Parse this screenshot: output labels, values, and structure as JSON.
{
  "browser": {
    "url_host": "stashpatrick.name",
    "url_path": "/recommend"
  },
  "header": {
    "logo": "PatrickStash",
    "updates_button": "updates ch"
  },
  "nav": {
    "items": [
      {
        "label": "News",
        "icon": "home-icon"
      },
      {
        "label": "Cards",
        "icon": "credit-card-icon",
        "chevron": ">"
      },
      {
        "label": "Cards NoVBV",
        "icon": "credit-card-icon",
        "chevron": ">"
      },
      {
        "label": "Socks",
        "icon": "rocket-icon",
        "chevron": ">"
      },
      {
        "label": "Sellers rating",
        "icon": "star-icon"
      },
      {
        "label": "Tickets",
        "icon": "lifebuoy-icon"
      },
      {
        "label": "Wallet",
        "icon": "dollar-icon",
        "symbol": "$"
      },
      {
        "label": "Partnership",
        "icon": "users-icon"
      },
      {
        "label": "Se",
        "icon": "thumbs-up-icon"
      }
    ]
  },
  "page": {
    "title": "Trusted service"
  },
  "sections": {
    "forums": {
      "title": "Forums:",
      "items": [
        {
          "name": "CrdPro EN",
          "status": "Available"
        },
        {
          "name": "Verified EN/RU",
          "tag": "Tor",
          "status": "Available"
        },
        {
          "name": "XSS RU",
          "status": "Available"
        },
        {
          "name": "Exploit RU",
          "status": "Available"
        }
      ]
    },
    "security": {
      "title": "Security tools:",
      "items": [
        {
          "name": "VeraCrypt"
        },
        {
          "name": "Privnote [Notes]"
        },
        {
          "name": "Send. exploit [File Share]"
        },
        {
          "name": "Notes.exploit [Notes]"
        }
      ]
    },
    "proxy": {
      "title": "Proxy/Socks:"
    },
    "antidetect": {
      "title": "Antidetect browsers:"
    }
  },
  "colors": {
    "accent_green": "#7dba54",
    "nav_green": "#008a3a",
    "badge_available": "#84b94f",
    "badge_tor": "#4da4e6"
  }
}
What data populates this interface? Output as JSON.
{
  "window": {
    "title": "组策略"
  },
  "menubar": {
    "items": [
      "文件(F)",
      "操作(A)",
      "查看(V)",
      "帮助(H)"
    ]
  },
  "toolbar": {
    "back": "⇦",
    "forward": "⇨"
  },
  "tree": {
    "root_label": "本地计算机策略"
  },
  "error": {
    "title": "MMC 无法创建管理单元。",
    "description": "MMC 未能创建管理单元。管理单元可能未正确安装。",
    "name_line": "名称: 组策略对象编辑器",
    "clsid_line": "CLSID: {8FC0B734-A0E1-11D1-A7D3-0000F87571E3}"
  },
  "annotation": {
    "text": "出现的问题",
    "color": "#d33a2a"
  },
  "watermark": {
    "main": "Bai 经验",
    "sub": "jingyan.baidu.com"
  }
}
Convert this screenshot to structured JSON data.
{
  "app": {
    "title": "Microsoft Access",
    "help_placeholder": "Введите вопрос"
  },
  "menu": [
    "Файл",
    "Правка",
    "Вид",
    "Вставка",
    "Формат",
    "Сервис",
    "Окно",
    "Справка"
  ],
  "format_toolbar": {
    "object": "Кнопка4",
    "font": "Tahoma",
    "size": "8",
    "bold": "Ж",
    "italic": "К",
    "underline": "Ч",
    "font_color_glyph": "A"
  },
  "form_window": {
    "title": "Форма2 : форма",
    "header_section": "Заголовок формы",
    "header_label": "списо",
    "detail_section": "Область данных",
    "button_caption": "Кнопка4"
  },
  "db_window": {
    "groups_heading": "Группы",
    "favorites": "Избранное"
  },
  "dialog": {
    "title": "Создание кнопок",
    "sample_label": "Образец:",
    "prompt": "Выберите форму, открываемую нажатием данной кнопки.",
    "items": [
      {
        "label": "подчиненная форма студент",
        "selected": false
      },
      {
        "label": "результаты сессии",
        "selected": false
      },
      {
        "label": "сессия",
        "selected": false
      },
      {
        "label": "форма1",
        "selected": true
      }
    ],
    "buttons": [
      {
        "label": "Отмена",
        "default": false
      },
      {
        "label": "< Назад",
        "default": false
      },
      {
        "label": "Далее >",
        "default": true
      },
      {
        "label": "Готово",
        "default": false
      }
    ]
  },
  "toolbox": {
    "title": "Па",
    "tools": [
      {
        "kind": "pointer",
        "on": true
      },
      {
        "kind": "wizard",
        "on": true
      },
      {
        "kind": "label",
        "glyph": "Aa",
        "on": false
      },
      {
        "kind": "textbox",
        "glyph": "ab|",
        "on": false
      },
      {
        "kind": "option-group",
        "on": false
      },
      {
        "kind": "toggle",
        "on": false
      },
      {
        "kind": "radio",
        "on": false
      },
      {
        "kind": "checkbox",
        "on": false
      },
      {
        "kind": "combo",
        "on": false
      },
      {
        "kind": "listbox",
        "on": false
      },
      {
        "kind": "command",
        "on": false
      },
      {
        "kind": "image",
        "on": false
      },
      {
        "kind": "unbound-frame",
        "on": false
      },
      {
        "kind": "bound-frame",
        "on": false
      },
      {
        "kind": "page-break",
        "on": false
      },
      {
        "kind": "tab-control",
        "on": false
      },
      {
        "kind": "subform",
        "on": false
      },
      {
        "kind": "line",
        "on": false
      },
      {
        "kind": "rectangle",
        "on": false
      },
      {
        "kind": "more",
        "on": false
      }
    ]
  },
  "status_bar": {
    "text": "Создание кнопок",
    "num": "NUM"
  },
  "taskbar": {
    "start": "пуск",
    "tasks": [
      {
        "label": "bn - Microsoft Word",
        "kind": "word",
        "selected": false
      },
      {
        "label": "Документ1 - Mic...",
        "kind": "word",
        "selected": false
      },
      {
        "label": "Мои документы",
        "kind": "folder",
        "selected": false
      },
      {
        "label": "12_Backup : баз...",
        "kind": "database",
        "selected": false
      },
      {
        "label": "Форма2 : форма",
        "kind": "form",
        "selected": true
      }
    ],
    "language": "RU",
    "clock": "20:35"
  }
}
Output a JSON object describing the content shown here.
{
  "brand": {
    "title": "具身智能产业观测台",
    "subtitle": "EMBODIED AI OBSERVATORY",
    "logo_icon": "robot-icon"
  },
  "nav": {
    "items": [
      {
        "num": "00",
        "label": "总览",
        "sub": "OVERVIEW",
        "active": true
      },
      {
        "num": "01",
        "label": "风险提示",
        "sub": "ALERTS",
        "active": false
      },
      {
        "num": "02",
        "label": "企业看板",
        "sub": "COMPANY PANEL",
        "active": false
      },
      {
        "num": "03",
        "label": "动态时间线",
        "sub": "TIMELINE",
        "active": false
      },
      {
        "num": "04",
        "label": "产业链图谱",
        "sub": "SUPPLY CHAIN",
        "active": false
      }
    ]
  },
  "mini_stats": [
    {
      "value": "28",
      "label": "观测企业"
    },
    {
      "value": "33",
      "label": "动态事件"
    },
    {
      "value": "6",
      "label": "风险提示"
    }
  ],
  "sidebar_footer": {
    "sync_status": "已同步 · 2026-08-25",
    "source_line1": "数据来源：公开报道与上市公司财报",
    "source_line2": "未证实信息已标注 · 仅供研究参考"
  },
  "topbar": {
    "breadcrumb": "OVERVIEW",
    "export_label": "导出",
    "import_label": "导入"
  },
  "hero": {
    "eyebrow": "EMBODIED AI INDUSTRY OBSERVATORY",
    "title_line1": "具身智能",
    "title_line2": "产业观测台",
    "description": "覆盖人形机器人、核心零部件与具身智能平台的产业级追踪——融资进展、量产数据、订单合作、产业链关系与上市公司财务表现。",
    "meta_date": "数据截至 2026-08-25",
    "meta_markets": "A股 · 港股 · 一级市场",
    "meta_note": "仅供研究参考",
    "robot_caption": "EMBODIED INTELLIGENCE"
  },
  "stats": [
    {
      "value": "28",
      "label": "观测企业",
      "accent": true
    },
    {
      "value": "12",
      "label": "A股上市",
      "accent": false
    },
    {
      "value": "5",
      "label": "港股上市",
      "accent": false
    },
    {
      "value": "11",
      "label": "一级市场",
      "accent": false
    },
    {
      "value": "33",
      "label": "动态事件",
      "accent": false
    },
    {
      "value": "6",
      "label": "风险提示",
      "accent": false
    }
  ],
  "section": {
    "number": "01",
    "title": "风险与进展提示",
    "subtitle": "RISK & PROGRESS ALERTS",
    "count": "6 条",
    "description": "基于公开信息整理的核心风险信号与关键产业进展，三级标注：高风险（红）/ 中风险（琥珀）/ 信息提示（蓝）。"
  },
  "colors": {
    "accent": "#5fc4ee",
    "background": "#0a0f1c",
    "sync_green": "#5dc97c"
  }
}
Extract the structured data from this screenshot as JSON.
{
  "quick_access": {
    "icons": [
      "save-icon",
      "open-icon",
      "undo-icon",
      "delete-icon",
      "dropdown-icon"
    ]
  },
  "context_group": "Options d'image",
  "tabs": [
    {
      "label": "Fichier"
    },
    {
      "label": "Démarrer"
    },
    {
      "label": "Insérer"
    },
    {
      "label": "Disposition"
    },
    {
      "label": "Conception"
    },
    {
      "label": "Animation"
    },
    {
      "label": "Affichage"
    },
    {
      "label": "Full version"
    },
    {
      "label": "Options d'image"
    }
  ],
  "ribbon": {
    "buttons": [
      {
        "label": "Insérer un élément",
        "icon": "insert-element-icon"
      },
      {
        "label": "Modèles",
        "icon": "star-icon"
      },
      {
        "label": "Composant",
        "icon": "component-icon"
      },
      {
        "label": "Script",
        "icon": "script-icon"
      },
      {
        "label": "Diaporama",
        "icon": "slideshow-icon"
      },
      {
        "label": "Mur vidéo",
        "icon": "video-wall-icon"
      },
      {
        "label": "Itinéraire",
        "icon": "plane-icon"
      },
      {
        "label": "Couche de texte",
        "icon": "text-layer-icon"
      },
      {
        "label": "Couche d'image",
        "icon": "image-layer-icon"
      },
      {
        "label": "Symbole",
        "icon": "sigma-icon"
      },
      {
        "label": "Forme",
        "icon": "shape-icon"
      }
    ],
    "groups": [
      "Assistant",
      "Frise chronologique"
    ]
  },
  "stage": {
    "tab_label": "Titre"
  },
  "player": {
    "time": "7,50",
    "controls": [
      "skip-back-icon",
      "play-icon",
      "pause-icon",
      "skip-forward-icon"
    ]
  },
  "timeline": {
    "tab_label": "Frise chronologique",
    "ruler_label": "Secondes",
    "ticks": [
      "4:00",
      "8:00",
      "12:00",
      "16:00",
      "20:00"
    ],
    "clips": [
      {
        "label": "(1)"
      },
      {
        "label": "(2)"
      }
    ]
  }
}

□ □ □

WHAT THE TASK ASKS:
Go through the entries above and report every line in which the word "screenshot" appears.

OUTPUT FOR THIS TASK:
Parse this screenshot: output labels, values, and structure as JSON.
Convert this screenshot to structured JSON data.
Extract the structured data from this screenshot as JSON.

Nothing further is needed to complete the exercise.